previously unpublished; © the estate of eric sams and beatrice cazac (Mrs. Mathew’s letters)

Dear Hayat,

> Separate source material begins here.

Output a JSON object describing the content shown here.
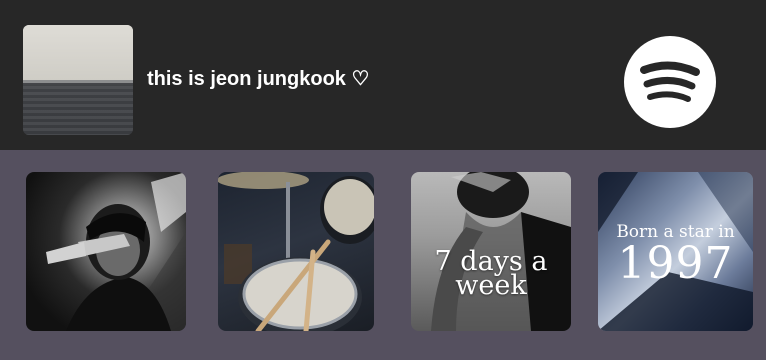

Many thanks for yours of 15 October. Edward III is due out in time for next year's quatercentenary, but it's all gone very quiet since the text was handed in. I expect that every time Candida looks it at she feels the need of a long holiday. The Real S. part II is also languishing since I drew on it for that Swan theatre piece and a few other items included in my London University seminar earlier this month, which went quite well. Instead, I've gone back to my Brahms song book, which I'll try to off-load on to Faber. He's a neglected master, I think; but I can't deny that he sounds much more old-fashioned than Shakespeare. I reckon they both suffer (like great artists generally) from the current theory that life and works should be kept in separate compartments, and that meanings are independent of authors (and hence known only to critics, on whom total supremacy is thus conferred). I fear that Kerrigan belongs to this camp (in every sense); but his edition of the sonnets nevertheless seems to me the best available, so I'm venturing to enclose a copy in the hope that it will appeal to you. At least it sees that Southampton* must be the young lord (though its interest rather ceases at that point) and also thatEdward III is Shakespearean. I note that the nice Katherine Duncan-Jones is to edit the Sonnets for the Arden (now Routledge) third series, but I doubt whether that will be ready for ages yet. I'm trying to sabotage the series, or at least throw a spanner in the Works, by complaining to Janice Price (the Routledge chief executive, well known to me from her and my Methuen days) that all her Shakespeare editors seem to have memorial reconstruction on the brain, if that's the right word. At least they're going to replace the Jenkins Hamlet, but the new editor is the supine Ann Thompson. King Stork and Queen Log.

   I'll remember to elaborate the H8/ Essex parallels (grist to my mill – perhaps Sh. wrote that speech for him?) in due course; probably 1997, if I survive. Meanwhile I'm grateful for the Massey reference, which I hadn't seen.          

   How do you like the death-mask item also enclosed? One of the cuttings was sent to me by a pen-friend, John Jones, who wrote about The Real S. for the New Welsh Review. He gives me quite good marks apart from my unfortunate failure to mention certain items of special Welsh interest.

   Best, as ever,

   Yours Eric


* I seem to recall some useful observations by Wait in his Sonnet book about later Shakespeare-Southampton links after 1601 (not only the 'mortal moon' sonnet of 1603); but all my study shelves have been de-Shakespeared into store to make room for the Brahms elbow-books, which are quite extensive.


P.S. Thanks for the Yale letter. How about FB: A Vindication?